GPs face a review of the access they provide to patients as part of a move towards ‘modernising’ primary care, said the Scottish health secretary today.
Alex Neil promised a £1m investment to trial ‘new models’ of primary care in Scotland and to set up a review to address problems with access to GPs.
Mr Neil pledged to work with the BMA to review GP access and develop an ‘action plan’ to address any issues that arise from the review.
He said it was the ‘first stage’ of ‘reducing bureaucracy and paperwork for Scottish GPs’ and ‘improving access for patients’.
Mr Neil said: ‘We know that getting appointments can be an issue and we know that the 48-hour access target can cause problems. We have a great opportunity at this time to make things better for Scotland.
‘I am today asking my officials to work with the British Medical Association (BMA) to review access across all GP practices in Scotland and to develop an action plan to address any issues that arise from the review.
‘I am also announcing today an initial tranche of £1 million to support a primary care programme which will work with health boards across Scotland to trial new models of care.’
‘But this is just the first stage. GPs should get the time to do what they really want to do – which is work with individuals to ensure that their medical care is right for them, for their family and carers, and for their local environment.’

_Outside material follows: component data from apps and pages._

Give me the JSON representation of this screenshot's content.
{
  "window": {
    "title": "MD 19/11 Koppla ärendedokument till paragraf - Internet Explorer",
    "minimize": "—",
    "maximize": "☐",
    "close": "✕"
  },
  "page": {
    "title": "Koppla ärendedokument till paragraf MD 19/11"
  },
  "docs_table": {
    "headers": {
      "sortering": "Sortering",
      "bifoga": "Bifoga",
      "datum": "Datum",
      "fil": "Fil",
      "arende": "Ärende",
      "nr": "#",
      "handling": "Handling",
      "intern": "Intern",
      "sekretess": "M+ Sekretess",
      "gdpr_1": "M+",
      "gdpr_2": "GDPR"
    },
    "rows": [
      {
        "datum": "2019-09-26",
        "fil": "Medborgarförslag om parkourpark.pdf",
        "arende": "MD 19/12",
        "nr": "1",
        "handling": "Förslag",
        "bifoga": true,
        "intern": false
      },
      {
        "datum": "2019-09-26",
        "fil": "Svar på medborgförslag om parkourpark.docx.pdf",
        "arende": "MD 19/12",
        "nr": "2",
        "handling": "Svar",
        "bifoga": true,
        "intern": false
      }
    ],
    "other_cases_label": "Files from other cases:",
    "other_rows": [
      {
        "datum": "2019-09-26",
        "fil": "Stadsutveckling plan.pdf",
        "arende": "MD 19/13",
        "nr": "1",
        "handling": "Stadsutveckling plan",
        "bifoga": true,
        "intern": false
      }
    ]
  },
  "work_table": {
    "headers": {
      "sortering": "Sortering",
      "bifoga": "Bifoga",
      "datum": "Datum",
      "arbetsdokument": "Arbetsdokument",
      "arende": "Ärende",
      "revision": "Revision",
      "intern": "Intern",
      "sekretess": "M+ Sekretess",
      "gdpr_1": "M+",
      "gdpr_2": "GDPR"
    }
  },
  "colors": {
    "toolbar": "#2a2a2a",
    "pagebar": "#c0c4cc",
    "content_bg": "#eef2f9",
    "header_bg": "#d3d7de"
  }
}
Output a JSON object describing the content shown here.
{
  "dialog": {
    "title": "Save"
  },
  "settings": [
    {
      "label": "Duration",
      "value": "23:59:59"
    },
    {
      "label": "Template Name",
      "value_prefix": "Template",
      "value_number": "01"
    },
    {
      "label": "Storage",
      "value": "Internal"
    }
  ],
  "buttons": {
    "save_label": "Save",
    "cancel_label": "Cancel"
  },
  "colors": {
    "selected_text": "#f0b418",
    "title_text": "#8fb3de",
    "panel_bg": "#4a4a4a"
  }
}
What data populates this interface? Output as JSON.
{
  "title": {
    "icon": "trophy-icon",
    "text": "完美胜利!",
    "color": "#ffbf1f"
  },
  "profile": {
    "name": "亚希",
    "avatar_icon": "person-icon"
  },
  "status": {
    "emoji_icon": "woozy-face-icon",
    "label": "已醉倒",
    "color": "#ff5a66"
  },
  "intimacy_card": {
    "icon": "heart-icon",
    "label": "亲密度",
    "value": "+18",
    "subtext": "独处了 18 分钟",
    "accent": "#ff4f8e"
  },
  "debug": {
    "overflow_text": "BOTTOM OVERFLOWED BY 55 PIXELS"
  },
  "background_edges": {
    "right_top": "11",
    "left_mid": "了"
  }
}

‘To do this we intend to modernise the GP contract, and to transform our approach to primary care.’
The move further increases the split between the GP contract in England and Scotland and builds on existing initiatives like the ‘Deep End’ practices which deal with health inequalities, and NHS Highland’s work to test models of delivering rural healthcare.